The Gram-negative bacterium Pseudomonas syringae pv. tomato (Pst) is the causal agent of speck disease in tomato. Pst pathogenicity depends on a type III secretion system that delivers effector proteins into host cells, where they promote disease by manipulating processes to the advantage of the pathogen. Previous studies identified seven Pst effectors that inhibit growth when expressed in yeast under normal growth conditions, suggesting that they interfere with cellular processes conserved in yeast and plants. We hypothesized that effectors also target conserved cellular processes that are required for yeast growth only under stress conditions. We therefore examined phenotypes induced by expression of Pst effectors in yeast grown in the presence of various stressors. Out of 29 effectors tested, five (HopX1, HopG1, HopT1-1, HopH1 and AvrPtoB) displayed growth inhibition phenotypes only in combination with stress conditions. Viability assays revealed that the HopX1 effector caused loss of cell viability under prolonged osmotic stress. Using transcription reporters, we found that HopX1 attenuated the activation of the high osmolarity glycerol (HOG) mitogen-activated protein kinase (MAPK) pathway, which is responsible for yeast survival under osmotic stress, while other MAPK pathways were mildly affected by HopX1. Interestingly, HopX1-mediated phenotypes in yeast were dependent on the putative transglutaminase catalytic triad of the effector. This study enlarges the pool of phenotypes available for the functional analysis of Pst type III effectors in yeast, and exemplifies how analysis of phenotypes detected in yeast under stress conditions can lead to the identification of eukaryotic cellular processes affected by bacterial effectors.
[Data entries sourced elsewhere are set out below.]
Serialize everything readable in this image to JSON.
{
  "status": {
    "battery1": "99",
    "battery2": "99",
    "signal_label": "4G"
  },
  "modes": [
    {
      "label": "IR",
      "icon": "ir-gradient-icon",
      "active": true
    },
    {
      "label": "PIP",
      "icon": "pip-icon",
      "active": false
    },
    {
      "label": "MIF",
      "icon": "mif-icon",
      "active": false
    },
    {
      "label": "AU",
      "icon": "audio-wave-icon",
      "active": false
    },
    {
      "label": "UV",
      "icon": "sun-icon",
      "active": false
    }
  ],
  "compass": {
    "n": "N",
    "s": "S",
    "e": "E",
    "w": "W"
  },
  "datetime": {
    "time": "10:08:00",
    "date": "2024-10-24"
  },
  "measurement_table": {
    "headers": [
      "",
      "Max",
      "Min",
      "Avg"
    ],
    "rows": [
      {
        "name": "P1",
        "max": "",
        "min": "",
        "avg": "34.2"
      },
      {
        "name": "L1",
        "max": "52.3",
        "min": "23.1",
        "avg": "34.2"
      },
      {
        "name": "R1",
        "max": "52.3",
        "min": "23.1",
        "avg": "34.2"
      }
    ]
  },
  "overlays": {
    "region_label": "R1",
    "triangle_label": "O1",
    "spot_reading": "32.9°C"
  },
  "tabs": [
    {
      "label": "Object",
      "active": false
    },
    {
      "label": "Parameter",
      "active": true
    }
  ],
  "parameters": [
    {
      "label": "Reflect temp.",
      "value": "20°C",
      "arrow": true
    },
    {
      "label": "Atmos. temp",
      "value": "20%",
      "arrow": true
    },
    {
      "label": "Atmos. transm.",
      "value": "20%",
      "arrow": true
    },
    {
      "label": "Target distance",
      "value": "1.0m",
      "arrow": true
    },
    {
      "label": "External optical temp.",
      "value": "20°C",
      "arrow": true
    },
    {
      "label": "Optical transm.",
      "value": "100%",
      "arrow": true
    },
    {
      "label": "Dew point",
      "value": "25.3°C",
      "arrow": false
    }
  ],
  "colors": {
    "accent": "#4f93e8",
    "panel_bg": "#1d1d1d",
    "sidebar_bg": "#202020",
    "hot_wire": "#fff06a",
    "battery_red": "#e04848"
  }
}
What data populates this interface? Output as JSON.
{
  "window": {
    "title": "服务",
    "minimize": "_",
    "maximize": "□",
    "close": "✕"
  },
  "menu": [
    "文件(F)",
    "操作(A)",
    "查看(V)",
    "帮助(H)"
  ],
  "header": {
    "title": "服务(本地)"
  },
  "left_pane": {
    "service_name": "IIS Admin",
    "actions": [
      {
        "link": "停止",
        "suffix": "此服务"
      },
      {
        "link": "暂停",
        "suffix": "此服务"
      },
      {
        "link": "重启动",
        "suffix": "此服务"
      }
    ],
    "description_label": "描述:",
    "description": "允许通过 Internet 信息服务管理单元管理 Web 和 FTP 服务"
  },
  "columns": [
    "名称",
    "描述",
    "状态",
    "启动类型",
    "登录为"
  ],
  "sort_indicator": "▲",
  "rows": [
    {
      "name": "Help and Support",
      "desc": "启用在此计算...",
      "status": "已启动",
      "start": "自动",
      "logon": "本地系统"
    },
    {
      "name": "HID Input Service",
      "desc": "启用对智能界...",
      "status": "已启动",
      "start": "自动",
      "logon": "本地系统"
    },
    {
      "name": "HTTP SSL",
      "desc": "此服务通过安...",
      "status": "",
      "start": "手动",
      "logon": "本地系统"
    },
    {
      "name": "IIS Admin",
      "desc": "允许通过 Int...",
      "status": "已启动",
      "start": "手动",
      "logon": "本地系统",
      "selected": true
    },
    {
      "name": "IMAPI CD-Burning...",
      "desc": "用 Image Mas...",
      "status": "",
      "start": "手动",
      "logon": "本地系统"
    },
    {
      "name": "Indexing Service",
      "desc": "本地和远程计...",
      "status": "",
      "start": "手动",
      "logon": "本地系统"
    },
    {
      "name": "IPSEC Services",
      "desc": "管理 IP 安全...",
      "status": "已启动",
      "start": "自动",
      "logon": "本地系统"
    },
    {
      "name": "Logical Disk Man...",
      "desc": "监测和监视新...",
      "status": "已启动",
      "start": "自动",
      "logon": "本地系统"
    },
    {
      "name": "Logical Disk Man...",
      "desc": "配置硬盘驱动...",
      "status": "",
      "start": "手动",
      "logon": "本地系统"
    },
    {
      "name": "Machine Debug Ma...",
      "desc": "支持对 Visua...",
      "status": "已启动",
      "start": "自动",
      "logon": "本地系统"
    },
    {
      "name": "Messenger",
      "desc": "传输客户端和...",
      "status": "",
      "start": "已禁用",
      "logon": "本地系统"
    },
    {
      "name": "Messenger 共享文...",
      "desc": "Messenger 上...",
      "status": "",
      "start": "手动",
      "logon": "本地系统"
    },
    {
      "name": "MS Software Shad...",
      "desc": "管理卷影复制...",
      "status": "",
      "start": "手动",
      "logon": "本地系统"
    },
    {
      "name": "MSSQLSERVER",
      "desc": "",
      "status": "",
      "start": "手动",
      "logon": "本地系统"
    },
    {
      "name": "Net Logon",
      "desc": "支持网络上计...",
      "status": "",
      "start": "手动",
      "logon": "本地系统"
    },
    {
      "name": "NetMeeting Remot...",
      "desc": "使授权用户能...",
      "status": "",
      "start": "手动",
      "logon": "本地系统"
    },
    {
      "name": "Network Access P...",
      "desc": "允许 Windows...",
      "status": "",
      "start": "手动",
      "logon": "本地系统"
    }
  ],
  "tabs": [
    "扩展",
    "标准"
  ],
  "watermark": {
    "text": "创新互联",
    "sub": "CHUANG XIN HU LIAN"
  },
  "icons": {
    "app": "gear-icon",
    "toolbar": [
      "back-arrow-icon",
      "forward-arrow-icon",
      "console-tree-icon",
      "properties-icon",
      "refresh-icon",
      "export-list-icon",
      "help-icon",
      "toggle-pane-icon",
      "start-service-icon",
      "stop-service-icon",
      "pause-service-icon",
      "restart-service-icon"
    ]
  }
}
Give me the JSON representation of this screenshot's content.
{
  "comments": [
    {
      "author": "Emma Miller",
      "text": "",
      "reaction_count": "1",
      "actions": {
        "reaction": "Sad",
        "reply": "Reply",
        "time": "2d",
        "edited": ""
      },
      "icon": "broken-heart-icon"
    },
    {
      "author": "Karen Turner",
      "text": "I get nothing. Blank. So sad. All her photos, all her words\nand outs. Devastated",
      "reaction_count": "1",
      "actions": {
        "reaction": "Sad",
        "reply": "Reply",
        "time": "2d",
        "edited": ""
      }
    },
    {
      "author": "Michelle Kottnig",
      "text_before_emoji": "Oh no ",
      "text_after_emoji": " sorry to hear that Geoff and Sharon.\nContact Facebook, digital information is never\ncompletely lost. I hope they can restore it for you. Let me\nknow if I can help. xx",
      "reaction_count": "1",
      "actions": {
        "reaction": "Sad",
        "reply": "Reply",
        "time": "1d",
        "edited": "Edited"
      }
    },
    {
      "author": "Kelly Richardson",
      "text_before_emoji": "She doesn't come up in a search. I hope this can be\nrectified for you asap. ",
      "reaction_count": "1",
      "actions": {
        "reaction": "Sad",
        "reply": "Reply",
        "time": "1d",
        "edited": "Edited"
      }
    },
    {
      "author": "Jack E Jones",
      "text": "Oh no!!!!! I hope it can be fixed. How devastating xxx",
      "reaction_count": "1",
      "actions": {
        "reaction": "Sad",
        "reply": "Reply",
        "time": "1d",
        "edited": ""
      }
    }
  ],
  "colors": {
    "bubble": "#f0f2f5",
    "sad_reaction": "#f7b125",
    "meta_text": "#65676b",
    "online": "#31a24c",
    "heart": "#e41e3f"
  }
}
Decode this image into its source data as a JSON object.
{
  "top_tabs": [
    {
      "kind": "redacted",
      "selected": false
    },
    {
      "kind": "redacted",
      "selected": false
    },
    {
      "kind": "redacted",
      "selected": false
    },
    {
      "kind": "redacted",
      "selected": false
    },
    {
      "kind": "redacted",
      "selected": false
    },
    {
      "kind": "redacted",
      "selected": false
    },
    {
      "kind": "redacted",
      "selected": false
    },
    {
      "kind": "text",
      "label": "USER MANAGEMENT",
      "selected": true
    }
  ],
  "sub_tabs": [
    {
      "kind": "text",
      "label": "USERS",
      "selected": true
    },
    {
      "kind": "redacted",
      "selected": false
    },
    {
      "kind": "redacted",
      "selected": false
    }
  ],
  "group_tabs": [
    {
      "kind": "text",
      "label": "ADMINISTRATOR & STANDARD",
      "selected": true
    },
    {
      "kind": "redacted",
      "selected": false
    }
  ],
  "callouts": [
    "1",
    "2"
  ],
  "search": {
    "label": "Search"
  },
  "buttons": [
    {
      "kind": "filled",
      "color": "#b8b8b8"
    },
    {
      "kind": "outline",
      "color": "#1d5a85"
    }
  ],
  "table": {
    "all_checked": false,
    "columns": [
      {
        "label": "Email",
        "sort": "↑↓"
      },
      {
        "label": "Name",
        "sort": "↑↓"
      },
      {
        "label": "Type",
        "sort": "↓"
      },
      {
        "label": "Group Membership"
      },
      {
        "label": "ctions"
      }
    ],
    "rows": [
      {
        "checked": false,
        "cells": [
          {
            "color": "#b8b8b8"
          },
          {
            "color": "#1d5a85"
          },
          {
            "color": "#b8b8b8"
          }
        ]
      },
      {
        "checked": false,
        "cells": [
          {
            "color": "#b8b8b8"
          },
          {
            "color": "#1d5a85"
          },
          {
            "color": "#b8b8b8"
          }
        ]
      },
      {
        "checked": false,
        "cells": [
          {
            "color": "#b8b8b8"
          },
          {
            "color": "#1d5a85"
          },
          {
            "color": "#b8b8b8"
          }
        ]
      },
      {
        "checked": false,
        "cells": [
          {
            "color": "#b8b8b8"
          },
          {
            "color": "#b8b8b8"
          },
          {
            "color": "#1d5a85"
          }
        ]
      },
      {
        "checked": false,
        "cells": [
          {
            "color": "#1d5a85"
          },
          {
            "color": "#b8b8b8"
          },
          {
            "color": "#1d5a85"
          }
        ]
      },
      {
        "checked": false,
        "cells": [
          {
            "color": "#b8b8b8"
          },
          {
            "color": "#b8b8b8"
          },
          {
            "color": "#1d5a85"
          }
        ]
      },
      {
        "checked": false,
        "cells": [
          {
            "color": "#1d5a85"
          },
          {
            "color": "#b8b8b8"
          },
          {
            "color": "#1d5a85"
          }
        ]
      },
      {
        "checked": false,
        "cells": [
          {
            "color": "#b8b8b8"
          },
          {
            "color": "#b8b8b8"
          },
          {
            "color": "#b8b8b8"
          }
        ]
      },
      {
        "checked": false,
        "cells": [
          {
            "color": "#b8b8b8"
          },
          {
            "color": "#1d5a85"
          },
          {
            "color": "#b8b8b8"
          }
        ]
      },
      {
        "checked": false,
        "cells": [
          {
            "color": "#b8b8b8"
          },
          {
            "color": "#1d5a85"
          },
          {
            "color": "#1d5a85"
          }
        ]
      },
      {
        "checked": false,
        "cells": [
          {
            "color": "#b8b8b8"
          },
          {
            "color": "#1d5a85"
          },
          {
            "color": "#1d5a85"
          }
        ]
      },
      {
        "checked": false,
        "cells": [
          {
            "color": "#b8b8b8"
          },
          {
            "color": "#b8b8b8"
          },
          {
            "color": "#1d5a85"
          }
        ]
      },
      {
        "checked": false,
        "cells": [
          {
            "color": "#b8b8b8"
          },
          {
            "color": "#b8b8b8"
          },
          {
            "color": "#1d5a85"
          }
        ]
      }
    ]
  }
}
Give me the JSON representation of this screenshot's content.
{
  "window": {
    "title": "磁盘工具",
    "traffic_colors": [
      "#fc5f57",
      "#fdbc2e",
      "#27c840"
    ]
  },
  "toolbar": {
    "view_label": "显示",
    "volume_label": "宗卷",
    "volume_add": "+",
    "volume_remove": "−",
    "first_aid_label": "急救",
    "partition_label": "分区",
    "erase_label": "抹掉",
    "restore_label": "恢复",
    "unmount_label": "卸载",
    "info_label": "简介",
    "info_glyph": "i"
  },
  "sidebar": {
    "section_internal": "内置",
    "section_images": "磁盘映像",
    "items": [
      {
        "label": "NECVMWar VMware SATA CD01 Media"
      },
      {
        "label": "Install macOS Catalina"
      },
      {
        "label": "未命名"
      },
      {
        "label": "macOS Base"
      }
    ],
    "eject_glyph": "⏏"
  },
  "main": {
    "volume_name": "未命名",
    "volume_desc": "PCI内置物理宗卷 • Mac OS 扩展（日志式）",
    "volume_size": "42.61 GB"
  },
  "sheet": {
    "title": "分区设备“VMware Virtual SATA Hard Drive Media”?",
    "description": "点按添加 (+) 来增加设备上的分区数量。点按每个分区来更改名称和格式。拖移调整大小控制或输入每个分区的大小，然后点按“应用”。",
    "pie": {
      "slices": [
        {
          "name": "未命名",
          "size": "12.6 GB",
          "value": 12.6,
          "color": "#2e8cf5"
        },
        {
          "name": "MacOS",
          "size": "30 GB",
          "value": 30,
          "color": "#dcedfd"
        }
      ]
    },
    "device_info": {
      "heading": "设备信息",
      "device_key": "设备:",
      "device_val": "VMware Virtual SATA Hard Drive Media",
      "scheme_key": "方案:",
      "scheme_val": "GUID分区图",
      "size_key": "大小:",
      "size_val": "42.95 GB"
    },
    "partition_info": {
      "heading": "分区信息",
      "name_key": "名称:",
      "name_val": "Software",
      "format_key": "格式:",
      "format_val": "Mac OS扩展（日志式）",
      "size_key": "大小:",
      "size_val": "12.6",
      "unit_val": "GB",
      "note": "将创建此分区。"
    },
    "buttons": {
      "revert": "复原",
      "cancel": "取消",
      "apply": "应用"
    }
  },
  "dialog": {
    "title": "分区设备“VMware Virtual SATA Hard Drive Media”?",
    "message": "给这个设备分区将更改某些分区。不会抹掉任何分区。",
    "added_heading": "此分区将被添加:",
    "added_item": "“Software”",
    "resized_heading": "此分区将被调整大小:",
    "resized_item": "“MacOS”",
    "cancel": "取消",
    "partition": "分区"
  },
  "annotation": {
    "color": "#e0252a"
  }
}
Expression of Xanthomonas campestris pv. vesicatoria Type III Effectors in Yeast Affects Cell Growth and Viability(2011) Molecular Plant-Microbe Interactions. 24, 3, p. 305-314 Abstract
The gram-negative bacterium Xanthomonas campestris pv. vesicatoria is the causal agent of spot disease in tomato and pepper. X. campestris pv. vesicatoria pathogenicity depends on a type III secretion system delivering effector proteins into the host cells. We hypothesized that some X. campestris pv. vesicatoria effectors target conserved eukaryotic cellular processes and examined phenotypes induced by their expression in yeast. Out of 21 effectors tested, 14 inhibited yeast growth in normal or stress conditions. Viability assay revealed that XopB and XopF2 attenuated cell proliferation, while AvrRxo1, XopX, and XopE1 were cytotoxic. Inspection of morphological features and DNA content of yeast cells indicated that cytotoxicity caused by XopX and AvrRxo1 was associated with cell-cycle arrest at G0/1. Interestingly, XopB, XopE1, XopF2, XopX, and AvrRxo1 that inhibited growth in yeast also caused phenotypes, such as chlorosis and cell death, when expressed in either host or nonhost plants. Finally, the ability of several effectors to cause phenotypes in yeast and plants was dependent on their putative catalytic residues or localization motifs. This study supports the use of yeast as a heterologous system for functional analysis of X. campestris pv. vesicatoria type III effectors, and sets the stage for identification of their eukaryotic molecular targets and modes of action.